Dugway plans bio-warfare testing center expansion

The Dugway Proving Center in Tooele County, Utah, is planning to expand a facility where biological agents and toxins are tested.

Big-D Construction, a Salt Lake City-based company, received a $22.6 million contract to expand Dugway's 33,150-square-foot Lothar Salomon Life Sciences Test Facility by an additional 41,000 square feet. The expansion will enable the military to develop and test protection, identification, detection and decontamination equipment for first responders and the armed forces, the Tooele Transcript Bulletin reports.

The project is anticipated to begin next spring and be completed by May 2015.

"The Department of Defense is concerned about the threat to the security of the United States by hostile nations and terrorist organizations that could pose a significant danger to both civilian populations and the Armed Forces of the United States," Bonnie Robinson, the public information officer for Dugway, said, according to the Tooele Transcript Bulletin. "The concern is the threat of biological warfare. Our job at Dugway Proving Ground is to help protect our service members, first responders and the American citizens from a biological attack by ensuring that warfighters and the responders both have the best protective gear and testing and decontamination equipment to ensure a quick and successful response."

The facility is the only Department of Defense facility certified to test developmental equipment with such agents as biological toxins, viruses and bacteria. The lab space after the expansion will be approximately 60 percent biosafety level 2 and 40 percent biosafety level 3.
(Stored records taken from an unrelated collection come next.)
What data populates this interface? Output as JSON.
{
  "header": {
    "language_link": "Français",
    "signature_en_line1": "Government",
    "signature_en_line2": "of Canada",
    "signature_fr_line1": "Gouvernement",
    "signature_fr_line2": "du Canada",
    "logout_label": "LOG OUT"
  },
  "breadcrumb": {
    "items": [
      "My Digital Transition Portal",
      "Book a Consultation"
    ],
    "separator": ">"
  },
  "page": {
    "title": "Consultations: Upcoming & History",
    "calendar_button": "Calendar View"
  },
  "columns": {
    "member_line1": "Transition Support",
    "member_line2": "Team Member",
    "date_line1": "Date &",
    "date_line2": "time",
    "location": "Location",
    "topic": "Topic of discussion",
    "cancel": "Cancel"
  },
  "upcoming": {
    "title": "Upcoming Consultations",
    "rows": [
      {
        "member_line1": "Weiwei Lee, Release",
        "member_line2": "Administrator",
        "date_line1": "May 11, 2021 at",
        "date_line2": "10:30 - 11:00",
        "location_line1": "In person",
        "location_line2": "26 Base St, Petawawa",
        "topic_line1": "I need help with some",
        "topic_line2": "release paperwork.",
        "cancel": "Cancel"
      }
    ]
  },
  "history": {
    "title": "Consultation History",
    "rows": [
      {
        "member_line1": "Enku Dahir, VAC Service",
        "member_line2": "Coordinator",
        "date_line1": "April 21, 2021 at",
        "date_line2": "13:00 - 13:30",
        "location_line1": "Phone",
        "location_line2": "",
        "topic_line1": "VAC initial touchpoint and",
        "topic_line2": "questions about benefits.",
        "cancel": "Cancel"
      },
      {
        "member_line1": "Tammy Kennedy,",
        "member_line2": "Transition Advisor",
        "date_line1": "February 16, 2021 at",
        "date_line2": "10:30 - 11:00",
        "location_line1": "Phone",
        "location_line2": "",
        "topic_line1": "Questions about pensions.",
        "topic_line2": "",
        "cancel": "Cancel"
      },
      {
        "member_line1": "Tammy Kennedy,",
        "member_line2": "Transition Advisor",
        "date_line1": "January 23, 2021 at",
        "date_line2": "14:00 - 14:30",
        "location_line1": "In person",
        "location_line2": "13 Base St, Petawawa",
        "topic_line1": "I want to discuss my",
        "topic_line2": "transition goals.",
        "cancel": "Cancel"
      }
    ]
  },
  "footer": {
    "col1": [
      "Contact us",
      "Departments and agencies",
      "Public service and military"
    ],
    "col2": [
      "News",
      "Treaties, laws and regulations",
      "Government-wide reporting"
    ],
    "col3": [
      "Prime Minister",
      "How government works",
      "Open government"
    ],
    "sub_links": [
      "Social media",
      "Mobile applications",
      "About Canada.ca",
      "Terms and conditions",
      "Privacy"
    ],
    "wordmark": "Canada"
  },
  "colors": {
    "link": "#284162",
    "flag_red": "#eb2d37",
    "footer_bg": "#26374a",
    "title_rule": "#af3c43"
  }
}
"One significant advantage of the addition is that it will allow us to designate specific labs for molecular biology only, and allow us to facilitate better work flow and recommended standard practices," Douglas Anderson, the chief of the Life Sciences Division, said, according to the Tooele Transcript Bulletin. "The expansion will allow us to conduct concurrent tests using BSL 3 containment aerosol chambers, which had been somewhat restricted by space prior to the addition."